■ WHAT YOU NEED TO DO ■
Only the lines that hold "artist" should be in the answer, each copied from the data below.

■ SUPPLIED INFORMATION ■
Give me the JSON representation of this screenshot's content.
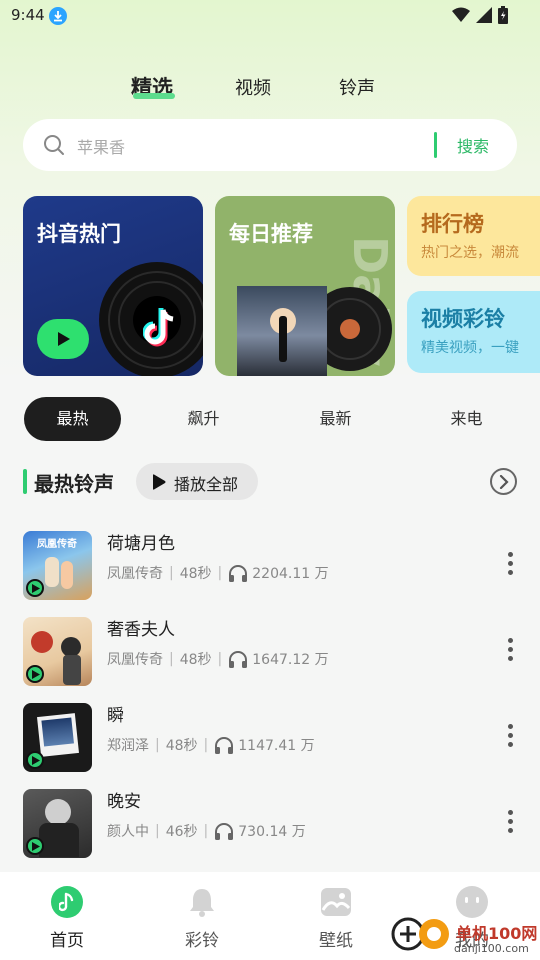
{
  "status_bar": {
    "time": "9:44",
    "icons": [
      "download-icon",
      "wifi-icon",
      "signal-icon",
      "battery-icon"
    ]
  },
  "top_tabs": [
    {
      "label": "精选",
      "active": true
    },
    {
      "label": "视频",
      "active": false
    },
    {
      "label": "铃声",
      "active": false
    }
  ],
  "search": {
    "placeholder": "苹果香",
    "button_label": "搜索"
  },
  "cards": {
    "douyin": {
      "title": "抖音热门"
    },
    "daily": {
      "title": "每日推荐",
      "watermark": "Daily"
    },
    "ranking": {
      "title": "排行榜",
      "subtitle": "热门之选，潮流"
    },
    "video_ring": {
      "title": "视频彩铃",
      "subtitle": "精美视频，一键"
    }
  },
  "filters": [
    {
      "label": "最热",
      "active": true
    },
    {
      "label": "飙升",
      "active": false
    },
    {
      "label": "最新",
      "active": false
    },
    {
      "label": "来电",
      "active": false
    }
  ],
  "section": {
    "title": "最热铃声",
    "play_all_label": "播放全部"
  },
  "songs": [
    {
      "title": "荷塘月色",
      "artist": "凤凰传奇",
      "duration": "48秒",
      "plays": "2204.11 万",
      "cover_text": "凤凰传奇"
    },
    {
      "title": "奢香夫人",
      "artist": "凤凰传奇",
      "duration": "48秒",
      "plays": "1647.12 万",
      "cover_text": ""
    },
    {
      "title": "瞬",
      "artist": "郑润泽",
      "duration": "48秒",
      "plays": "1147.41 万",
      "cover_text": ""
    },
    {
      "title": "晚安",
      "artist": "颜人中",
      "duration": "46秒",
      "plays": "730.14 万",
      "cover_text": ""
    }
  ],
  "bottom_nav": [
    {
      "label": "首页",
      "icon": "music-note-icon",
      "active": true
    },
    {
      "label": "彩铃",
      "icon": "bell-icon",
      "active": false
    },
    {
      "label": "壁纸",
      "icon": "wallpaper-icon",
      "active": false
    },
    {
      "label": "我的",
      "icon": "profile-icon",
      "active": false
    }
  ],
  "watermark_text": "单机100网",
  "watermark_url": "danji100.com",
  "colors": {
    "accent": "#2ecc71",
    "accent_text": "#2bb865",
    "dark_pill": "#1e1e1e"
  }
}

■ EXERCISE ANSWER ■
      "artist": "凤凰传奇",
      "artist": "凤凰传奇",
      "artist": "郑润泽",
      "artist": "颜人中",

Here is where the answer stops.